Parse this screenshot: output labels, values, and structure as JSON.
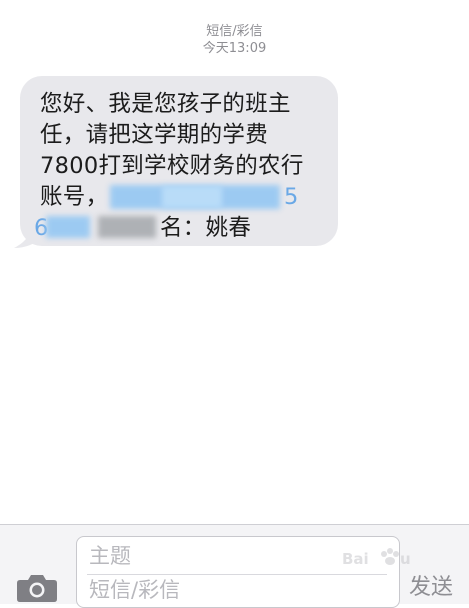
{
  "header": {
    "type_label": "短信/彩信",
    "timestamp": "今天13:09"
  },
  "message": {
    "lines": [
      "您好、我是您孩子的班主",
      "任，请把这学期的学费",
      "7800打到学校财务的农行",
      "账号，",
      "名：姚春"
    ],
    "line2_suffix_visible": "5",
    "line5_prefix_visible": "6"
  },
  "composer": {
    "subject_placeholder": "主题",
    "message_placeholder": "短信/彩信",
    "send_label": "发送"
  },
  "watermark": {
    "text": "Baidu经验"
  },
  "colors": {
    "bubble": "#e8e8ec",
    "meta_text": "#8e8e93",
    "redaction_blue": "#9ccaf2"
  }
}
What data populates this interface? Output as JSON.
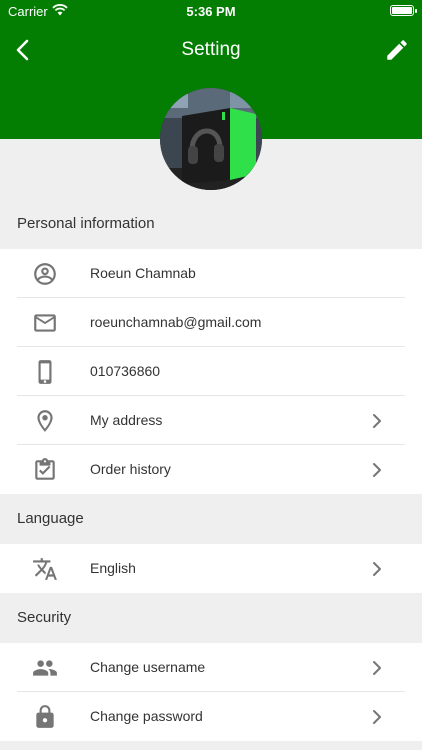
{
  "status_bar": {
    "carrier": "Carrier",
    "time": "5:36 PM"
  },
  "nav": {
    "title": "Setting"
  },
  "colors": {
    "header": "#037e03",
    "accent": "#2fe04a",
    "icon": "#757575"
  },
  "sections": {
    "personal": {
      "title": "Personal information",
      "rows": [
        {
          "label": "Roeun Chamnab",
          "icon": "account-circle-icon"
        },
        {
          "label": "roeunchamnab@gmail.com",
          "icon": "mail-icon"
        },
        {
          "label": "010736860",
          "icon": "phone-icon"
        },
        {
          "label": "My address",
          "icon": "location-pin-icon"
        },
        {
          "label": "Order history",
          "icon": "clipboard-check-icon"
        }
      ]
    },
    "language": {
      "title": "Language",
      "rows": [
        {
          "label": "English",
          "icon": "translate-icon"
        }
      ]
    },
    "security": {
      "title": "Security",
      "rows": [
        {
          "label": "Change username",
          "icon": "people-icon"
        },
        {
          "label": "Change password",
          "icon": "lock-icon"
        }
      ]
    }
  }
}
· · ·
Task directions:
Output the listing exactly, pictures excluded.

Your response:
Parse this screenshot: output labels, values, and structure as JSON.
{
  "header": {
    "type_label": "短信/彩信",
    "timestamp": "今天13:09"
  },
  "message": {
    "lines": [
      "您好、我是您孩子的班主",
      "任，请把这学期的学费",
      "7800打到学校财务的农行",
      "账号，",
      "名：姚春"
    ],
    "line2_suffix_visible": "5",
    "line5_prefix_visible": "6"
  },
  "composer": {
    "subject_placeholder": "主题",
    "message_placeholder": "短信/彩信",
    "send_label": "发送"
  },
  "watermark": {
    "text": "Baidu经验"
  },
  "colors": {
    "bubble": "#e8e8ec",
    "meta_text": "#8e8e93",
    "redaction_blue": "#9ccaf2"
  }
}
What data populates this interface? Output as JSON.
{
  "status_bar": {
    "carrier": "Carrier",
    "time": "5:36 PM"
  },
  "nav": {
    "title": "Setting"
  },
  "colors": {
    "header": "#037e03",
    "accent": "#2fe04a",
    "icon": "#757575"
  },
  "sections": {
    "personal": {
      "title": "Personal information",
      "rows": [
        {
          "label": "Roeun Chamnab",
          "icon": "account-circle-icon"
        },
        {
          "label": "roeunchamnab@gmail.com",
          "icon": "mail-icon"
        },
        {
          "label": "010736860",
          "icon": "phone-icon"
        },
        {
          "label": "My address",
          "icon": "location-pin-icon"
        },
        {
          "label": "Order history",
          "icon": "clipboard-check-icon"
        }
      ]
    },
    "language": {
      "title": "Language",
      "rows": [
        {
          "label": "English",
          "icon": "translate-icon"
        }
      ]
    },
    "security": {
      "title": "Security",
      "rows": [
        {
          "label": "Change username",
          "icon": "people-icon"
        },
        {
          "label": "Change password",
          "icon": "lock-icon"
        }
      ]
    }
  }
}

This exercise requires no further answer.